Copy out each line of the data that contains "selected".

--- Supplied entries Enclosed Below ---

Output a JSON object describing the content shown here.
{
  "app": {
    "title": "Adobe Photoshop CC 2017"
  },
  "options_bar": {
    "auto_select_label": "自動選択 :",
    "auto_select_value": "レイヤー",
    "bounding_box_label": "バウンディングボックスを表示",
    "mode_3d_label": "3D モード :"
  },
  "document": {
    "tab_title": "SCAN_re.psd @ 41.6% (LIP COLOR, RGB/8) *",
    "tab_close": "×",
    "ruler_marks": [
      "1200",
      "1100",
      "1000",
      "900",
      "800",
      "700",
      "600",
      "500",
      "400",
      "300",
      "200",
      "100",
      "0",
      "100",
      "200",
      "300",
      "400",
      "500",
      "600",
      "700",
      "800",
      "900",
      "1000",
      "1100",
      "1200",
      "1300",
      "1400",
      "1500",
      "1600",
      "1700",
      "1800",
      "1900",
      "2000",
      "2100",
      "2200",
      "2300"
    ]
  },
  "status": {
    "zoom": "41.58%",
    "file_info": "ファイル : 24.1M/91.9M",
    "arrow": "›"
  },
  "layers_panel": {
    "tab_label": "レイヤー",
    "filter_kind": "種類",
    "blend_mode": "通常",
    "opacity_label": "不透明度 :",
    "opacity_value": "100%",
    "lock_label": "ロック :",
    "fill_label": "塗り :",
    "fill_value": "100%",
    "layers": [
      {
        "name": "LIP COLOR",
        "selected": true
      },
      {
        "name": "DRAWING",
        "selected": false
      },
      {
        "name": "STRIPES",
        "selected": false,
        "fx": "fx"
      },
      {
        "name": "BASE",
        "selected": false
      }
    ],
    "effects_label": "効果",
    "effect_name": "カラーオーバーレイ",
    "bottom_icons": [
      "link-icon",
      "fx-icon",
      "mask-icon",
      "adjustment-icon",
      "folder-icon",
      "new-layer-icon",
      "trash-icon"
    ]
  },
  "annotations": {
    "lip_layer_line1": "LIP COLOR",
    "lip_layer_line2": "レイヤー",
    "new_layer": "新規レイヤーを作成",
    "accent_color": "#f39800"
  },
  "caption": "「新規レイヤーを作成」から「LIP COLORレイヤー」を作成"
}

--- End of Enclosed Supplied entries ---

:: Written solution ::
        "selected": true
        "selected": false
        "selected": false,
        "selected": false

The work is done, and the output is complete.